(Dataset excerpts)
◇ ◇ ◇

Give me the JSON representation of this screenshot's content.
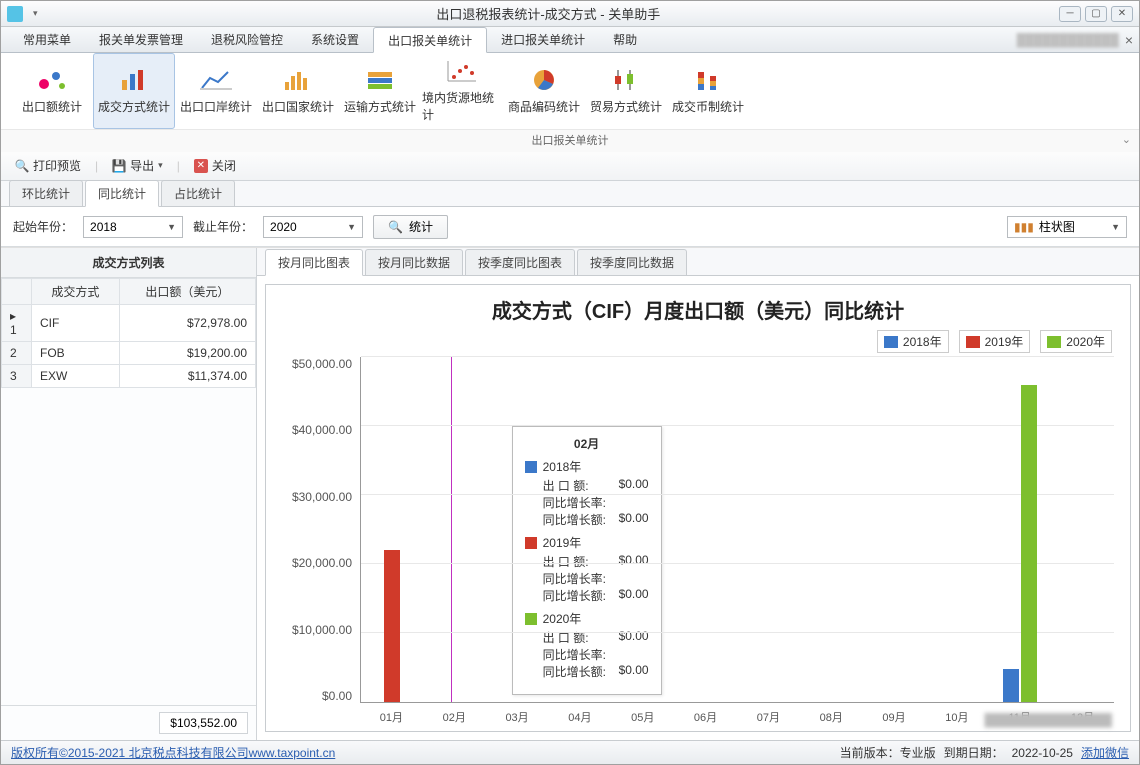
{
  "window": {
    "title": "出口退税报表统计-成交方式 - 关单助手"
  },
  "menus": [
    "常用菜单",
    "报关单发票管理",
    "退税风险管控",
    "系统设置",
    "出口报关单统计",
    "进口报关单统计",
    "帮助"
  ],
  "menu_active_index": 4,
  "menubar_right": {
    "close_x": "×",
    "blur_text": "████████████"
  },
  "ribbon": {
    "group_label": "出口报关单统计",
    "items": [
      {
        "label": "出口额统计",
        "icon": "bubble"
      },
      {
        "label": "成交方式统计",
        "icon": "bars",
        "active": true
      },
      {
        "label": "出口口岸统计",
        "icon": "line"
      },
      {
        "label": "出口国家统计",
        "icon": "histogram"
      },
      {
        "label": "运输方式统计",
        "icon": "stack"
      },
      {
        "label": "境内货源地统计",
        "icon": "scatter"
      },
      {
        "label": "商品编码统计",
        "icon": "pie"
      },
      {
        "label": "贸易方式统计",
        "icon": "candle"
      },
      {
        "label": "成交币制统计",
        "icon": "stackbar"
      }
    ]
  },
  "toolbar2": {
    "print": "打印预览",
    "export": "导出",
    "close": "关闭"
  },
  "tabs1": [
    "环比统计",
    "同比统计",
    "占比统计"
  ],
  "tabs1_active": 1,
  "filter": {
    "start_label": "起始年份：",
    "start_value": "2018",
    "end_label": "截止年份：",
    "end_value": "2020",
    "stat_btn": "统计",
    "chart_type": "柱状图"
  },
  "leftpane": {
    "header": "成交方式列表",
    "cols": [
      "",
      "成交方式",
      "出口额（美元）"
    ],
    "rows": [
      {
        "idx": "1",
        "mode": "CIF",
        "amount": "$72,978.00",
        "sel": true
      },
      {
        "idx": "2",
        "mode": "FOB",
        "amount": "$19,200.00"
      },
      {
        "idx": "3",
        "mode": "EXW",
        "amount": "$11,374.00"
      }
    ],
    "total": "$103,552.00"
  },
  "tabs2": [
    "按月同比图表",
    "按月同比数据",
    "按季度同比图表",
    "按季度同比数据"
  ],
  "tabs2_active": 0,
  "chart": {
    "title": "成交方式（CIF）月度出口额（美元）同比统计",
    "legend": [
      {
        "name": "2018年",
        "color": "#3b78c9"
      },
      {
        "name": "2019年",
        "color": "#d03a2a"
      },
      {
        "name": "2020年",
        "color": "#7dbf2e"
      }
    ],
    "colors": {
      "2018": "#3b78c9",
      "2019": "#d03a2a",
      "2020": "#7dbf2e"
    },
    "blur_footer": "███████████████"
  },
  "chart_data": {
    "type": "bar",
    "title": "成交方式（CIF）月度出口额（美元）同比统计",
    "xlabel": "",
    "ylabel": "",
    "ylim": [
      0,
      50000
    ],
    "yticks": [
      "$0.00",
      "$10,000.00",
      "$20,000.00",
      "$30,000.00",
      "$40,000.00",
      "$50,000.00"
    ],
    "categories": [
      "01月",
      "02月",
      "03月",
      "04月",
      "05月",
      "06月",
      "07月",
      "08月",
      "09月",
      "10月",
      "11月",
      "12月"
    ],
    "series": [
      {
        "name": "2018年",
        "values": [
          0,
          0,
          0,
          0,
          0,
          0,
          0,
          0,
          0,
          0,
          4800,
          0
        ]
      },
      {
        "name": "2019年",
        "values": [
          22000,
          0,
          0,
          0,
          0,
          0,
          0,
          0,
          0,
          0,
          0,
          0
        ]
      },
      {
        "name": "2020年",
        "values": [
          0,
          0,
          0,
          0,
          0,
          0,
          0,
          0,
          0,
          0,
          46000,
          0
        ]
      }
    ]
  },
  "tooltip": {
    "month": "02月",
    "groups": [
      {
        "series": "2018年",
        "color": "#3b78c9",
        "rows": [
          [
            "出 口 额:",
            "$0.00"
          ],
          [
            "同比增长率:",
            ""
          ],
          [
            "同比增长额:",
            "$0.00"
          ]
        ]
      },
      {
        "series": "2019年",
        "color": "#d03a2a",
        "rows": [
          [
            "出 口 额:",
            "$0.00"
          ],
          [
            "同比增长率:",
            ""
          ],
          [
            "同比增长额:",
            "$0.00"
          ]
        ]
      },
      {
        "series": "2020年",
        "color": "#7dbf2e",
        "rows": [
          [
            "出 口 额:",
            "$0.00"
          ],
          [
            "同比增长率:",
            ""
          ],
          [
            "同比增长额:",
            "$0.00"
          ]
        ]
      }
    ]
  },
  "status": {
    "copyright": "版权所有©2015-2021 北京税点科技有限公司www.taxpoint.cn",
    "version_label": "当前版本：专业版",
    "expire_label": "到期日期：",
    "expire_date": "2022-10-25",
    "wechat": "添加微信"
  }
}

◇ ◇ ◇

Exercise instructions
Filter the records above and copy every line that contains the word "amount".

Result
        "amount": "$72,978.00",
        "amount": "$19,200.00"
        "amount": "$11,374.00"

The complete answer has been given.